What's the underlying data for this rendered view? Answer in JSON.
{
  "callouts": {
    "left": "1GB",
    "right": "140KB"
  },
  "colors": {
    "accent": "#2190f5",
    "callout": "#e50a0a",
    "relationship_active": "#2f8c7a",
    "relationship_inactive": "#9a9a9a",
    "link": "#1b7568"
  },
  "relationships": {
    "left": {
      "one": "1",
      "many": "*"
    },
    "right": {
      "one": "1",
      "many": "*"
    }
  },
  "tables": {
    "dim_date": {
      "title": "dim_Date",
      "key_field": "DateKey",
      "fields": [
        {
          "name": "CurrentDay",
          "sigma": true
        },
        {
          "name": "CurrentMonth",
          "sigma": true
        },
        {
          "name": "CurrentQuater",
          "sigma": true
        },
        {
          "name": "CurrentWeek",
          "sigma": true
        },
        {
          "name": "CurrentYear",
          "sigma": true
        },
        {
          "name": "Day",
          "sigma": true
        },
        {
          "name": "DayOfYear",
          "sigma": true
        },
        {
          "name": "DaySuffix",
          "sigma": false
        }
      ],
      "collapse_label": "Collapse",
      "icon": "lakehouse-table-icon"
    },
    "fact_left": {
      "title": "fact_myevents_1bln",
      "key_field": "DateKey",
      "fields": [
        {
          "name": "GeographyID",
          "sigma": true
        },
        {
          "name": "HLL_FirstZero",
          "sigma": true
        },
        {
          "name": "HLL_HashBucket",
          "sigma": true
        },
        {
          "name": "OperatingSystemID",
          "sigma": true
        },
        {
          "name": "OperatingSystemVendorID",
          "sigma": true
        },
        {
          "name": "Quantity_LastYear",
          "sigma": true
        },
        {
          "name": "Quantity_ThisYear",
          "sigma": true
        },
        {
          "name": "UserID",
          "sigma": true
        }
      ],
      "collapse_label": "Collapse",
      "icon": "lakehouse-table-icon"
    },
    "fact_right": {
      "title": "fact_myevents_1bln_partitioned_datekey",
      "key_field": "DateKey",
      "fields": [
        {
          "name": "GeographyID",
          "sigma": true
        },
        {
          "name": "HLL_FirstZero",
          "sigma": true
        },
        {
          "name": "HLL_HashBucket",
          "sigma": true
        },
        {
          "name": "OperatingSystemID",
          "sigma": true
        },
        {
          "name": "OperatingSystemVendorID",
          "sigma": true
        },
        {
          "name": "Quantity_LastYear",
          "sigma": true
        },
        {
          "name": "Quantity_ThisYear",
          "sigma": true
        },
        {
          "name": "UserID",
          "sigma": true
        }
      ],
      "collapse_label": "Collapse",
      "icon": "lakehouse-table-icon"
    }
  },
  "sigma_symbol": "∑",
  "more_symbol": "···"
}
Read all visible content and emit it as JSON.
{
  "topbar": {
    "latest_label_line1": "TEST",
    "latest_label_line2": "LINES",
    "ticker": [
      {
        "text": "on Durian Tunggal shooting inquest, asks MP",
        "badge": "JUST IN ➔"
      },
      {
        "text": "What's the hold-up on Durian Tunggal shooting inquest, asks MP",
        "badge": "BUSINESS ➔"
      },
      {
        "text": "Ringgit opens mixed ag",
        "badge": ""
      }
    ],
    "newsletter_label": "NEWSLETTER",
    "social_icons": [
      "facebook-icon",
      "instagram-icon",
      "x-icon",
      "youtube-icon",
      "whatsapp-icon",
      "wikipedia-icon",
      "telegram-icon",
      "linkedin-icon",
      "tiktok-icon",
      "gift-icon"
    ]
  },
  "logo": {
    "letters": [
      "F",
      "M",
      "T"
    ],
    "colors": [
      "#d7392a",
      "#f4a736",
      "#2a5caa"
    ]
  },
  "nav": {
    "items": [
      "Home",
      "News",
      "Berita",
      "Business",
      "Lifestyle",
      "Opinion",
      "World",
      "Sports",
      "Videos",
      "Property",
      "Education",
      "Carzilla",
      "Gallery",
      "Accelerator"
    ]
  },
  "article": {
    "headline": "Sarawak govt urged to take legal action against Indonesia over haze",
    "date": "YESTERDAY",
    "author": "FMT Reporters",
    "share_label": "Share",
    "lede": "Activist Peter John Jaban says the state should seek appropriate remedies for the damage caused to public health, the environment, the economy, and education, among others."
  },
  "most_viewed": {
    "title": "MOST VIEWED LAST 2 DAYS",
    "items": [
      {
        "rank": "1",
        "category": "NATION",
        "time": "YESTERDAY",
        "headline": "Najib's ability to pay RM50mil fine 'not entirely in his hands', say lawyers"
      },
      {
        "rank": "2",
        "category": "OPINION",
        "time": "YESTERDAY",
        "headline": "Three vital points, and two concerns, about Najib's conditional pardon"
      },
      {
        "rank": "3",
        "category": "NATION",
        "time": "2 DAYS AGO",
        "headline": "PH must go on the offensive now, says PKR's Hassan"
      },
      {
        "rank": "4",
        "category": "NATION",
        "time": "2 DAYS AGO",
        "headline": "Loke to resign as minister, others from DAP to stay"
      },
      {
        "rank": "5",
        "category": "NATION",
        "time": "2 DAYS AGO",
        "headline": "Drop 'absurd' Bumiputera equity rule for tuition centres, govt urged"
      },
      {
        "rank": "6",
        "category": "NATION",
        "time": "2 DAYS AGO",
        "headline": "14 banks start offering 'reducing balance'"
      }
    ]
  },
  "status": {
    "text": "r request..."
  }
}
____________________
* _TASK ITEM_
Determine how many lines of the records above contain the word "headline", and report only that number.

* _ANSWER FOR THE TASK_
7